(Web page and app entries)
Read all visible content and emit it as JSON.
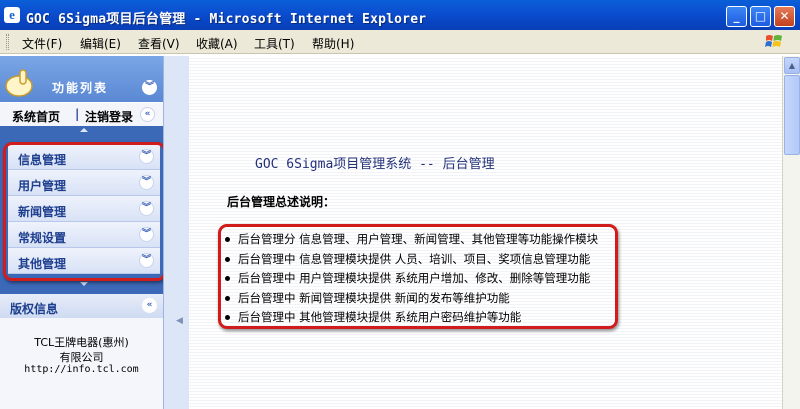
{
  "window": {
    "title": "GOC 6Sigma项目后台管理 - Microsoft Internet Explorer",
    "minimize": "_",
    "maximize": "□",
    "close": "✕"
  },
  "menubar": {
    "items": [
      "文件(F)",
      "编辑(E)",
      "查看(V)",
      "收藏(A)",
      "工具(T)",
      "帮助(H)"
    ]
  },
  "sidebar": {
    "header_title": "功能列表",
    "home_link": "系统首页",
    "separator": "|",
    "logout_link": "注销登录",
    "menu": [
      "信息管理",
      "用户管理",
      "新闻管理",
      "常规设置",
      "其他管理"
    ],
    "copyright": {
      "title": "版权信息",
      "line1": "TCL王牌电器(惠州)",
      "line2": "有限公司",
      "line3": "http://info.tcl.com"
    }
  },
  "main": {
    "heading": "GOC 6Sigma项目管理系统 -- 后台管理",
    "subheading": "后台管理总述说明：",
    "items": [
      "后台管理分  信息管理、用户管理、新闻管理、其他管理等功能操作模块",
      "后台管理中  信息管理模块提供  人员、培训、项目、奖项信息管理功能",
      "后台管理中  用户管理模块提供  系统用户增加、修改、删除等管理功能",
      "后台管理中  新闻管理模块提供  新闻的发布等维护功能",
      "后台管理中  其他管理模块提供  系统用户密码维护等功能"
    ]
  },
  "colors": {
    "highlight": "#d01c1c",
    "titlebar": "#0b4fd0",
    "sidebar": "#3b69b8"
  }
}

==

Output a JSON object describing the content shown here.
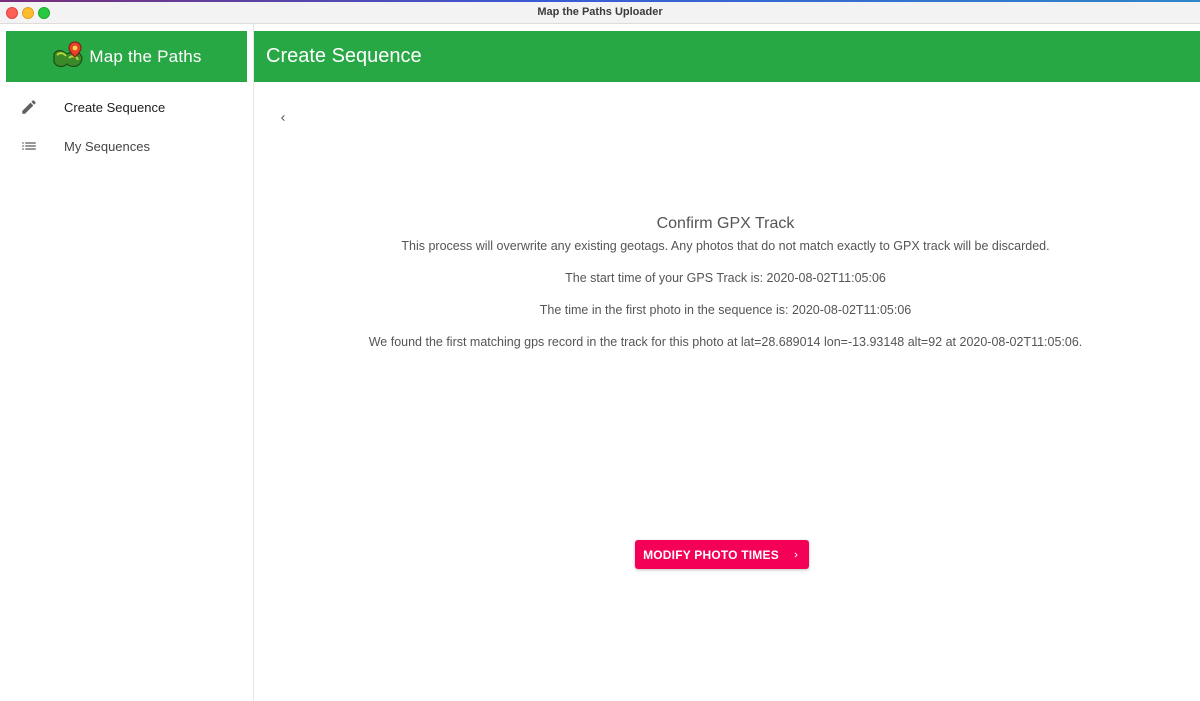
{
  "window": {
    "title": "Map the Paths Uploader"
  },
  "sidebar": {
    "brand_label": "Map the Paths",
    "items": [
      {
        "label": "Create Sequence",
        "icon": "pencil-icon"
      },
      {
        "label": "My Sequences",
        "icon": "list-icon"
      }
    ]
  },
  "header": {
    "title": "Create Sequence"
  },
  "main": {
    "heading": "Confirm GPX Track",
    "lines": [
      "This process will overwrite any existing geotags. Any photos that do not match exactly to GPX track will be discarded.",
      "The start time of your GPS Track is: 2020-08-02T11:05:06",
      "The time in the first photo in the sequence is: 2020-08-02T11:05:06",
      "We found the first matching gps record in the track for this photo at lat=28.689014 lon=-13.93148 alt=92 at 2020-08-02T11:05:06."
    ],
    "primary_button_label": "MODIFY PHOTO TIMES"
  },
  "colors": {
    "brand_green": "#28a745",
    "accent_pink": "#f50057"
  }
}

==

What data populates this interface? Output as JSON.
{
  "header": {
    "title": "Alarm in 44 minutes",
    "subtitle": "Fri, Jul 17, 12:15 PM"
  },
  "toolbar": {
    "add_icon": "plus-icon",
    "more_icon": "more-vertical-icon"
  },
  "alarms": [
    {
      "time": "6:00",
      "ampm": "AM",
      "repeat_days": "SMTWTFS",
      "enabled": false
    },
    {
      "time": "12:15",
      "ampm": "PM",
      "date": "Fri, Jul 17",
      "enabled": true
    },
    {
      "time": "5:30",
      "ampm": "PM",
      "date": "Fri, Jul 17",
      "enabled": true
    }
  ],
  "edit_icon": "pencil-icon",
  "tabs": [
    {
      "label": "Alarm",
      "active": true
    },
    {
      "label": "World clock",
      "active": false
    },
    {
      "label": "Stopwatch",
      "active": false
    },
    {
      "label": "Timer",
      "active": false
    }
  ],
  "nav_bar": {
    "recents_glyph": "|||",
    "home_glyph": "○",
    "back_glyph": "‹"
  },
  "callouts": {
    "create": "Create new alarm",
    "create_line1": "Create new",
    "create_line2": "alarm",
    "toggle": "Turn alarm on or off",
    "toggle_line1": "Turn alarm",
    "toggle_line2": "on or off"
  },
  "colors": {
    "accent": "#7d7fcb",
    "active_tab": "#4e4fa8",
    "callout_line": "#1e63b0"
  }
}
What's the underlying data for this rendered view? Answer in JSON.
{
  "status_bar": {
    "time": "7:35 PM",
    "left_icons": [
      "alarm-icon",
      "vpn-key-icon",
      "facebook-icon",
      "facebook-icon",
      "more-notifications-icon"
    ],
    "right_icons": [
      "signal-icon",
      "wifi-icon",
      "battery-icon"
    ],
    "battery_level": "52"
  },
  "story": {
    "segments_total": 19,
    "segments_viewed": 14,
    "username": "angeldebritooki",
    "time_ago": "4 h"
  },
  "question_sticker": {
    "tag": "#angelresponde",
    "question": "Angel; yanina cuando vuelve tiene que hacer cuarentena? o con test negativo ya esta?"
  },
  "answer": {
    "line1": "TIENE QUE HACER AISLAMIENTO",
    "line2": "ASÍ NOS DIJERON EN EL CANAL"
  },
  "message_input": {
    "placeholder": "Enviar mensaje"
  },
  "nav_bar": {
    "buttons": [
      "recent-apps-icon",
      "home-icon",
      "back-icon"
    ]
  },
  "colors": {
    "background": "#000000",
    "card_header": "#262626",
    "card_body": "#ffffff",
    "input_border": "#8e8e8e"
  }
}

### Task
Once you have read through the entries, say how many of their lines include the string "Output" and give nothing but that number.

### Reply
2